The band’s next step was to sign to Bar/None Records for their first LP, an impressive feat for a band that had mostly gone unnoticed outside of a small fanbase. Their first full-length, Rolling Disclosure is even more tuneful than the EPs and just as consistent—of ten songs, there are no duds. If there’s one downside, it’s that the manic energy heard on Rock and Roll Just Can’t Recall is less apparent here. For the most part, they travel from song to song with ease, resulting in a record that’s less apocalyptic in tone, though not tune.
As rewarding to decipher as good hip-hop, Nelson’s lyricism is as strong as ever. Her love of pop culture shows on “Cathedral Lows,” in which she rhymes a television reference (“The velveteen touch of a dandy fop,” a line that should give any Mr. Show fan a chuckle) with a Television reference (“Richard said, ‘Hey, let’s dress up like cops’”), a moment on par with the Elvis Costello reference in “Rock and Roll Just Can’t Recall”: “So you can fuck on water/That don’t make you a miracle man.” But like Costello, her aim is true. A line like “You’re just part of some device” showcases her political perspective, which is seen throughout Rolling Disclosure—the album was described as being about, “waking up and facing the sort of spiritual and emotional rot of late period capitalism.” Meanwhile, “I’ll fuck anything that doesn’t fuck me first” is worth a dark laugh.

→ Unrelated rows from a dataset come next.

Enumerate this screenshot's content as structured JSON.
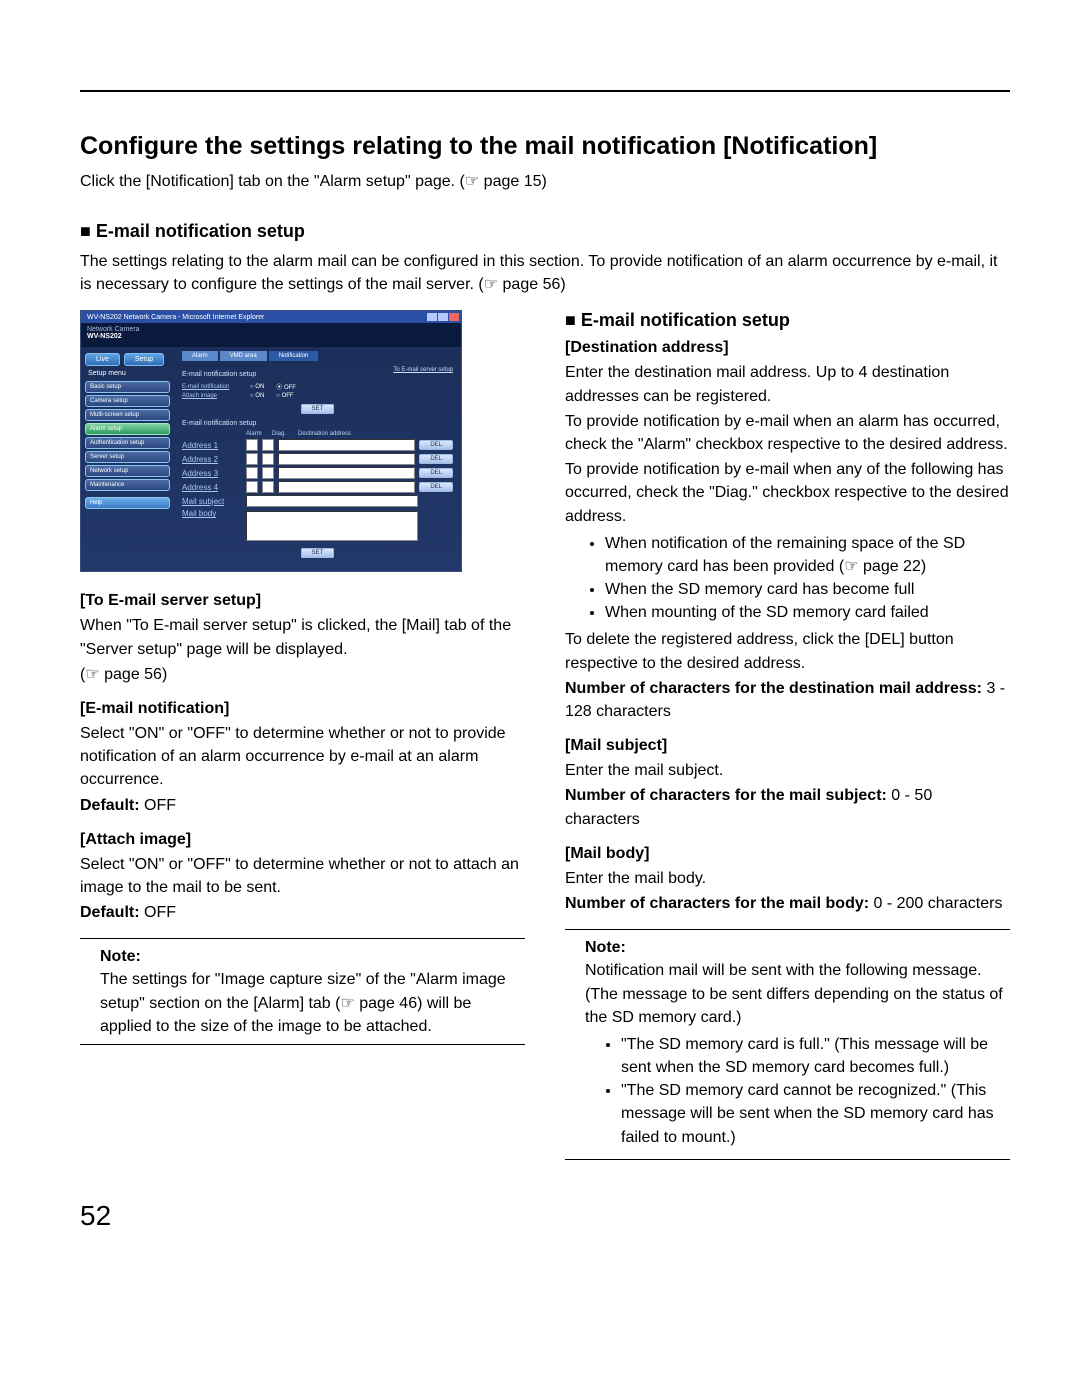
{
  "page": {
    "title": "Configure the settings relating to the mail notification [Notification]",
    "intro": "Click the [Notification] tab on the \"Alarm setup\" page. (☞ page 15)",
    "pageNumber": "52"
  },
  "left": {
    "h2": "E-mail notification setup",
    "h2_desc": "The settings relating to the alarm mail can be configured in this section. To provide notification of an alarm occurrence by e-mail, it is necessary to configure the settings of the mail server. (☞ page 56)",
    "sec1_title": "[To E-mail server setup]",
    "sec1_body": "When \"To E-mail server setup\" is clicked, the [Mail] tab of the \"Server setup\" page will be displayed.",
    "sec1_ref": "(☞ page 56)",
    "sec2_title": "[E-mail notification]",
    "sec2_body": "Select \"ON\" or \"OFF\" to determine whether or not to provide notification of an alarm occurrence by e-mail at an alarm occurrence.",
    "sec2_default_label": "Default:",
    "sec2_default_val": " OFF",
    "sec3_title": "[Attach image]",
    "sec3_body": "Select \"ON\" or \"OFF\" to determine whether or not to attach an image to the mail to be sent.",
    "sec3_default_label": "Default:",
    "sec3_default_val": " OFF",
    "note_label": "Note:",
    "note_body": "The settings for \"Image capture size\" of the \"Alarm image setup\" section on the [Alarm] tab (☞ page 46) will be applied to the size of the image to be attached."
  },
  "right": {
    "h2": "E-mail notification setup",
    "dest_title": "[Destination address]",
    "dest_p1": "Enter the destination mail address. Up to 4 destination addresses can be registered.",
    "dest_p2": "To provide notification by e-mail when an alarm has occurred, check the \"Alarm\" checkbox respective to the desired address.",
    "dest_p3": "To provide notification by e-mail when any of the following has occurred, check the \"Diag.\" checkbox respective to the desired address.",
    "dest_bullets": [
      "When notification of the remaining space of the SD memory card has been provided (☞ page 22)",
      "When the SD memory card has become full",
      "When mounting of the SD memory card failed"
    ],
    "dest_p4": "To delete the registered address, click the [DEL] button respective to the desired address.",
    "dest_count_label": "Number of characters for the destination mail address:",
    "dest_count_val": " 3 - 128 characters",
    "subj_title": "[Mail subject]",
    "subj_p1": "Enter the mail subject.",
    "subj_count_label": "Number of characters for the mail subject:",
    "subj_count_val": " 0 - 50 characters",
    "body_title": "[Mail body]",
    "body_p1": "Enter the mail body.",
    "body_count_label": "Number of characters for the mail body:",
    "body_count_val": " 0 - 200 characters",
    "note_label": "Note:",
    "note_intro": "Notification mail will be sent with the following message. (The message to be sent differs depending on the status of the SD memory card.)",
    "note_bullets": [
      "\"The SD memory card is full.\" (This message will be sent when the SD memory card becomes full.)",
      "\"The SD memory card cannot be recognized.\" (This message will be sent when the SD memory card has failed to mount.)"
    ]
  },
  "screenshot": {
    "wintitle": "WV-NS202 Network Camera - Microsoft Internet Explorer",
    "hdr_sub": "Network Camera",
    "hdr_main": "WV-NS202",
    "nav_live": "Live",
    "nav_setup": "Setup",
    "side_title": "Setup menu",
    "side_items": [
      "Basic setup",
      "Camera setup",
      "Multi-screen setup",
      "Alarm setup",
      "Authentication setup",
      "Server setup",
      "Network setup",
      "Maintenance",
      "Help"
    ],
    "tabs": [
      "Alarm",
      "VMD area",
      "Notification"
    ],
    "sec1": "E-mail notification setup",
    "link_server": "To E-mail server setup",
    "row1_lbl": "E-mail notification",
    "row1_on": "ON",
    "row1_off": "OFF",
    "row2_lbl": "Attach image",
    "row2_on": "ON",
    "row2_off": "OFF",
    "btn_set": "SET",
    "sec2": "E-mail notification setup",
    "th_alarm": "Alarm",
    "th_diag": "Diag.",
    "th_dest": "Destination address",
    "addr_labels": [
      "Address 1",
      "Address 2",
      "Address 3",
      "Address 4"
    ],
    "btn_del": "DEL",
    "lbl_subject": "Mail subject",
    "lbl_body": "Mail body"
  }
}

Sure, the band is cynical—in 2016, why aren’t you? In less than two minutes, the punky “Giving Up Early (On Tomorrow)” tells you as much as an hour of watching the news. But the music gives you hope even as the words encourage you to give it up, which is the power of rock and roll. Contradictions can be as honest as consistencies.
Elsewhere, they load their songs with little hooks and sonic touches worthy of Nuggets. The backing vocals on opening cut “The Ambassador’s Morning Lift,” the “Uh huh”’s on “Common Emergencies” and the organ on the Wreckless Eric cover that closes the album (“Duvet Fever”) are all remarkable. But the biggest achievement may be “The Thrill is Back!,” which features one of the best choruses of the year alongside lines like, “So what came first/The hen party or the hen?” and “Who among us doesn’t like a public shaming?”
“I remember when rock was old,” Nelson sings on “Certain Lists,” resisting blind nostalgia. But if a band is going to take a stand against romanticizing the past, the least they can do is give us a future worth replacing it with. Rolling Disclosure is a future I can get behind, even if that future is broken.